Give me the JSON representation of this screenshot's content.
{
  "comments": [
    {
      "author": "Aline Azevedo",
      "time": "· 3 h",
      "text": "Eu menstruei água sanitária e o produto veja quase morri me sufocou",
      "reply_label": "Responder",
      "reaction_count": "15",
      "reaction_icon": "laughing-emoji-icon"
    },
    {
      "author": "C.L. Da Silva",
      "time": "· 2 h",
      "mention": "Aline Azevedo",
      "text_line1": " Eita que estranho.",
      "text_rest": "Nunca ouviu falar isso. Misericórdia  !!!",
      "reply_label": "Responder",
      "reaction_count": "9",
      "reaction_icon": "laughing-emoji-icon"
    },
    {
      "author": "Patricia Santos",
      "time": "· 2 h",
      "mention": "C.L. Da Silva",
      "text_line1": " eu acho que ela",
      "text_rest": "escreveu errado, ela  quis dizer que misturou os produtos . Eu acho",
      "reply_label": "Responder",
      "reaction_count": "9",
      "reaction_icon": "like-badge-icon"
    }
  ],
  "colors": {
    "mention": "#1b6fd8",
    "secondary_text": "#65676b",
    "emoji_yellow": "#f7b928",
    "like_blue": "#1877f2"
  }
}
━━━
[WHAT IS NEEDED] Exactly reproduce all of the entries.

[WRITTEN RESPONSE]
Give me the JSON representation of this screenshot's content.
{
  "comments": [
    {
      "author": "Aline Azevedo",
      "time": "· 3 h",
      "text": "Eu menstruei água sanitária e o produto veja quase morri me sufocou",
      "reply_label": "Responder",
      "reaction_count": "15",
      "reaction_icon": "laughing-emoji-icon"
    },
    {
      "author": "C.L. Da Silva",
      "time": "· 2 h",
      "mention": "Aline Azevedo",
      "text_line1": " Eita que estranho.",
      "text_rest": "Nunca ouviu falar isso. Misericórdia  !!!",
      "reply_label": "Responder",
      "reaction_count": "9",
      "reaction_icon": "laughing-emoji-icon"
    },
    {
      "author": "Patricia Santos",
      "time": "· 2 h",
      "mention": "C.L. Da Silva",
      "text_line1": " eu acho que ela",
      "text_rest": "escreveu errado, ela  quis dizer que misturou os produtos . Eu acho",
      "reply_label": "Responder",
      "reaction_count": "9",
      "reaction_icon": "like-badge-icon"
    }
  ],
  "colors": {
    "mention": "#1b6fd8",
    "secondary_text": "#65676b",
    "emoji_yellow": "#f7b928",
    "like_blue": "#1877f2"
  }
}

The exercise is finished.